Among these entries, count the lines containing the word "title" and answer with only the number.
:: Given information
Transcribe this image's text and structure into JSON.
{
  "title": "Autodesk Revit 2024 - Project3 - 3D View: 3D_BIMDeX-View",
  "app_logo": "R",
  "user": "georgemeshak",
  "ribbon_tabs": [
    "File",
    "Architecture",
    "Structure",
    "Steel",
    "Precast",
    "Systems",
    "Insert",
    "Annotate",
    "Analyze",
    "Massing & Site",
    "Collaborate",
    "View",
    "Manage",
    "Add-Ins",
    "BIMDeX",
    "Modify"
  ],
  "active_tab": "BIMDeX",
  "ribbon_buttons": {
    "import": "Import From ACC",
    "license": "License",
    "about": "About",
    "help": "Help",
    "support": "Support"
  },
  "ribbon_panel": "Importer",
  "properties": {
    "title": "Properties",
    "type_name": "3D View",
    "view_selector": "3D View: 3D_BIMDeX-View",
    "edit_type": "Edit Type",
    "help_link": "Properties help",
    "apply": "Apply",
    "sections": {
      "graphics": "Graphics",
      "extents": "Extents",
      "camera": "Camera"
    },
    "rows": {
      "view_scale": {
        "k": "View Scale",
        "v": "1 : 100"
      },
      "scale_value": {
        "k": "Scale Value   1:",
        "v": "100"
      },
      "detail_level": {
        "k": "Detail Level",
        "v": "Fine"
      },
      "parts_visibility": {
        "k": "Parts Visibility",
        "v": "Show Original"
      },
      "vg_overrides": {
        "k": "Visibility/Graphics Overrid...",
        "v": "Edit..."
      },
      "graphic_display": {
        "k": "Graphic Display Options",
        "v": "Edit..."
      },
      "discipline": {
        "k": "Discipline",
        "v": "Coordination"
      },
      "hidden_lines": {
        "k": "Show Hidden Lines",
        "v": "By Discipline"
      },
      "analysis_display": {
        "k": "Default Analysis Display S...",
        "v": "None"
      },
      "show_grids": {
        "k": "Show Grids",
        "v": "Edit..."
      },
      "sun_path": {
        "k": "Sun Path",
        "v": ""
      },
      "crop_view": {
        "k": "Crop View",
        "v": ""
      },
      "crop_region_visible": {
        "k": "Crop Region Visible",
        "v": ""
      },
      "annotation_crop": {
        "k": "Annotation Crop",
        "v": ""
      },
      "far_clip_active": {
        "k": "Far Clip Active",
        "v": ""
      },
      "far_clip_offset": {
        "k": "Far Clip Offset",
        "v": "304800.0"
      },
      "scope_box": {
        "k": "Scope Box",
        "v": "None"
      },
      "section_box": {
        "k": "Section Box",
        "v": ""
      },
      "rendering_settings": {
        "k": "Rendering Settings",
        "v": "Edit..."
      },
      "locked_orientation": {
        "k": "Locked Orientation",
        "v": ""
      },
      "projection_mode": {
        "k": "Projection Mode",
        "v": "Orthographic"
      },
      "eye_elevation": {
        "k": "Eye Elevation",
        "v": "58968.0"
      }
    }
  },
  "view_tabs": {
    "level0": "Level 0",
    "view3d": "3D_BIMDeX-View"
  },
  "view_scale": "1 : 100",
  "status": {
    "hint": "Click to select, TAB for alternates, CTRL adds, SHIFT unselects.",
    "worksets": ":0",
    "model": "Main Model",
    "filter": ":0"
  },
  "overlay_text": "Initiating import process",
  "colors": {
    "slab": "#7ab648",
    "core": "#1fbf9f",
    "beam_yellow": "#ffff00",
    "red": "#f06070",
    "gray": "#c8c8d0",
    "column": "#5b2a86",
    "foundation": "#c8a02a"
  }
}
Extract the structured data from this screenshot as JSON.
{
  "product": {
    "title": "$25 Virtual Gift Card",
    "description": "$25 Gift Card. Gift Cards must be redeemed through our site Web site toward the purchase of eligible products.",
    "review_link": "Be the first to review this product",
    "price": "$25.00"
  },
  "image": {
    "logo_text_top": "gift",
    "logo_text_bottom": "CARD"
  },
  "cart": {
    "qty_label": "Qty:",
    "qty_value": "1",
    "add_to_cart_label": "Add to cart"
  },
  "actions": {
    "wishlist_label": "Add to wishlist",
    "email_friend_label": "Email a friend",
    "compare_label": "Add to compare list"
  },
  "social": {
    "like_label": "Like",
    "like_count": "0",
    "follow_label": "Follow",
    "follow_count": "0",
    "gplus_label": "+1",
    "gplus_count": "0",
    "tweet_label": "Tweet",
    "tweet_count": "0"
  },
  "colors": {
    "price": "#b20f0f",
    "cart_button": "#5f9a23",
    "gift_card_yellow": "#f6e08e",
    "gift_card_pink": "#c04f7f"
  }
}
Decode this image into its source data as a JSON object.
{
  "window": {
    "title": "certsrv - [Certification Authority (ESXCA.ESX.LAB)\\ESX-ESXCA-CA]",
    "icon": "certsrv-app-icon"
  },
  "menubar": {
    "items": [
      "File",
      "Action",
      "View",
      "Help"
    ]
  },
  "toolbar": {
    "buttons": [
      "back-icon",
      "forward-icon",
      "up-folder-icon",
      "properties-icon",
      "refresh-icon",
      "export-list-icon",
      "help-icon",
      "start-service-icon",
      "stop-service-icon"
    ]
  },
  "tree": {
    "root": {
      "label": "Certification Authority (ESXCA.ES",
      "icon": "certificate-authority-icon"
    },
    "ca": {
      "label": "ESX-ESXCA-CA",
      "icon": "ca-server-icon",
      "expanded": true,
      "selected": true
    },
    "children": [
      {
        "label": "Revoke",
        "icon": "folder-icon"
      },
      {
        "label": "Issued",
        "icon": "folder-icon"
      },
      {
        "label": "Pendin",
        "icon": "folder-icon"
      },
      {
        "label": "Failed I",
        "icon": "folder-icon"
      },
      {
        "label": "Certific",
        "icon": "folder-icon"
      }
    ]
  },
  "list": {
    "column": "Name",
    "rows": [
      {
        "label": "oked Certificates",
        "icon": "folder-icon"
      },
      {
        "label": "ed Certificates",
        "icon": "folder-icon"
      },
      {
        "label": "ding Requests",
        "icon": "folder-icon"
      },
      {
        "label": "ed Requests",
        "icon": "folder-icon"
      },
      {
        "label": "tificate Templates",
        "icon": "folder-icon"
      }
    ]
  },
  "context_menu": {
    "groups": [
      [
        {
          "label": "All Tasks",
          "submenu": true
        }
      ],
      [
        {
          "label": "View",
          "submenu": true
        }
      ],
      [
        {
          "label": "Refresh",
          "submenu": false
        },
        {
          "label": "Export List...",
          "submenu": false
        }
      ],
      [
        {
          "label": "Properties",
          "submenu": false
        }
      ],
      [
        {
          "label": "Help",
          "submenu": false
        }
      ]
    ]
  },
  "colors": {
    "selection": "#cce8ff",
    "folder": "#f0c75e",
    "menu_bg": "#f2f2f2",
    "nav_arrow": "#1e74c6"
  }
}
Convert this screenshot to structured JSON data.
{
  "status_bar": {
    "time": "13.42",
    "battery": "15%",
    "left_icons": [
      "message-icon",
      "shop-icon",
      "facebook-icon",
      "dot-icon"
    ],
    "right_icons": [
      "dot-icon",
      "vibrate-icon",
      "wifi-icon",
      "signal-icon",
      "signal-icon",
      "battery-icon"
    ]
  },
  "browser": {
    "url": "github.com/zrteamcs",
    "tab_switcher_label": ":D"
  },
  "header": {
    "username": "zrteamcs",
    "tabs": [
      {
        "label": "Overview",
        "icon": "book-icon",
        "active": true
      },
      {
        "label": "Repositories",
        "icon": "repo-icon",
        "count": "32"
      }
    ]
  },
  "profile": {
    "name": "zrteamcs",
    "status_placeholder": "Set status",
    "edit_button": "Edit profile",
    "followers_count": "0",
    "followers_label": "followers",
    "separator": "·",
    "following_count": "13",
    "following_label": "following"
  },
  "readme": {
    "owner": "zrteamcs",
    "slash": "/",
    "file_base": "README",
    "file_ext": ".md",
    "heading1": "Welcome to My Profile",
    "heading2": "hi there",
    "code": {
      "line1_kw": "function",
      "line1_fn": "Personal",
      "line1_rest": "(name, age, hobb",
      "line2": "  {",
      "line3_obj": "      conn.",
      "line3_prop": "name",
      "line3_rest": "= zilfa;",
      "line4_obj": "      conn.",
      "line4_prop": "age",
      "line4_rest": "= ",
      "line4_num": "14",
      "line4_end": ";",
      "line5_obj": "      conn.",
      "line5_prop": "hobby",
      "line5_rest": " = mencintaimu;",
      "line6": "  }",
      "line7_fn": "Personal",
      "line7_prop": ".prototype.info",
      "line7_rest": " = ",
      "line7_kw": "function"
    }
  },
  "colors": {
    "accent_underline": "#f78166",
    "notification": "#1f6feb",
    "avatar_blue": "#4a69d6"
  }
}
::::
#### Solution
4